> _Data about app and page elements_
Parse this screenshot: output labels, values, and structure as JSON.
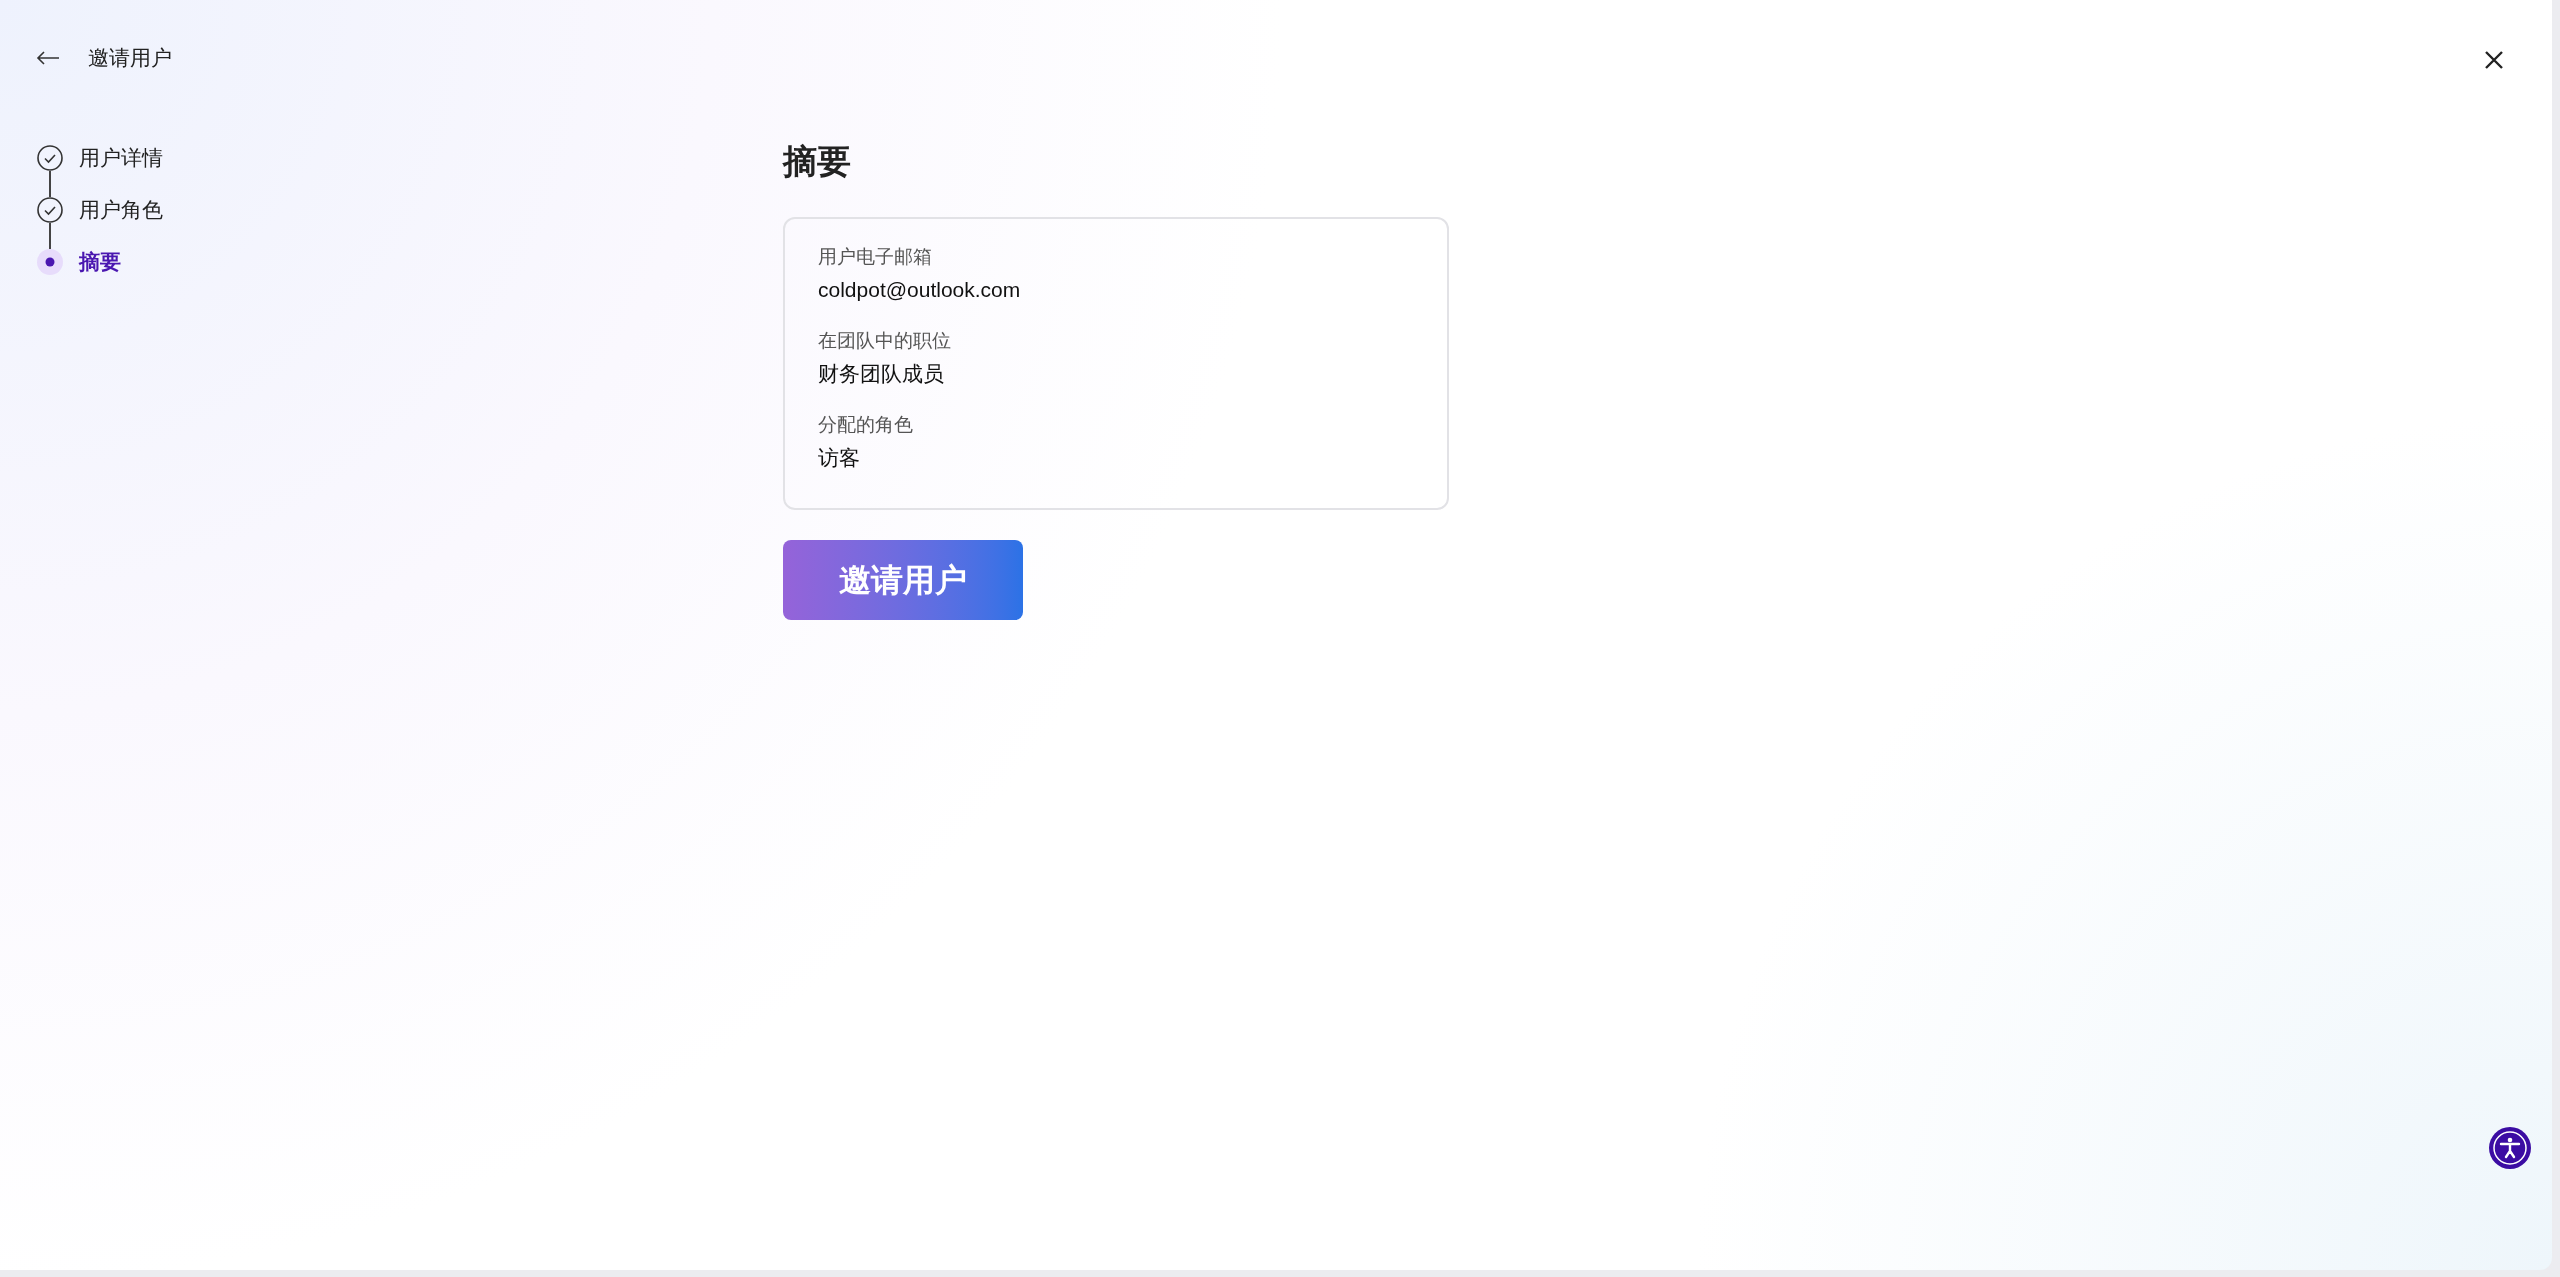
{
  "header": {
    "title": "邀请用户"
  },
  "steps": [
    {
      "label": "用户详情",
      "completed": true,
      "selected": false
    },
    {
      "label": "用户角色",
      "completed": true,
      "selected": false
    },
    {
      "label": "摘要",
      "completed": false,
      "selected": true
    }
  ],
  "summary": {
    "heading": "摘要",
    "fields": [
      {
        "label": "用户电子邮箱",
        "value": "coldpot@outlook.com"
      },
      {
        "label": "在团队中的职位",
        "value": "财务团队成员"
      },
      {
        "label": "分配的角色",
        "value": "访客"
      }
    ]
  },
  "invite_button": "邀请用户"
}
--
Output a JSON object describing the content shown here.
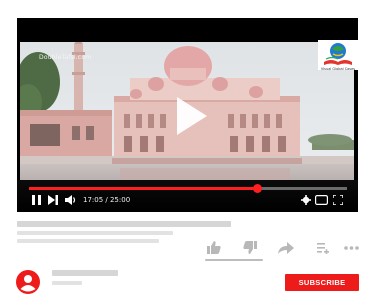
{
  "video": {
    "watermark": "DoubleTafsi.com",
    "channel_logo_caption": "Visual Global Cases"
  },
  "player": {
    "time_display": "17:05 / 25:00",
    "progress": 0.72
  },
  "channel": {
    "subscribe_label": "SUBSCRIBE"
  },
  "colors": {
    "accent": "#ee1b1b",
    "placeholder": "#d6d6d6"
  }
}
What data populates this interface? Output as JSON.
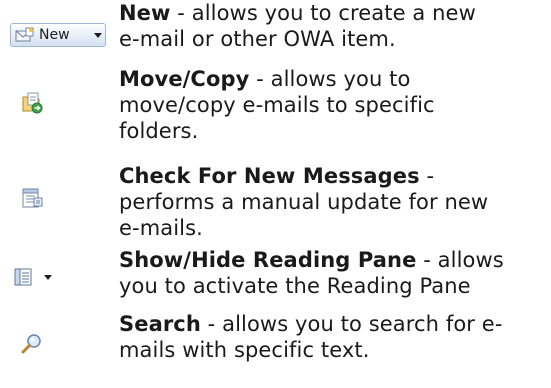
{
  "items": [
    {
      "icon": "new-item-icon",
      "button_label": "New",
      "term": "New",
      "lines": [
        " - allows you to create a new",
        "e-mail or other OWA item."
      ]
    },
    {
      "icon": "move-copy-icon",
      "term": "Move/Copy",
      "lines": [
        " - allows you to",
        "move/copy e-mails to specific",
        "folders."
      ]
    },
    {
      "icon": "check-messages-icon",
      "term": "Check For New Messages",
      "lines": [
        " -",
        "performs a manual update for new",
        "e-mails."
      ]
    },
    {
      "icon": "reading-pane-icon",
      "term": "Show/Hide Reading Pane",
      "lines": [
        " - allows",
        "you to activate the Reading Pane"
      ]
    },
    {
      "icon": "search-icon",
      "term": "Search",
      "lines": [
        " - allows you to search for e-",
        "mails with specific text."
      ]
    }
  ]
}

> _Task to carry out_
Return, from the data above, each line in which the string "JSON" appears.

> _Response area_
Parse this screenshot: output labels, values, and structure as JSON.
Output a JSON object describing the content shown here.
What data populates this interface? Output as JSON.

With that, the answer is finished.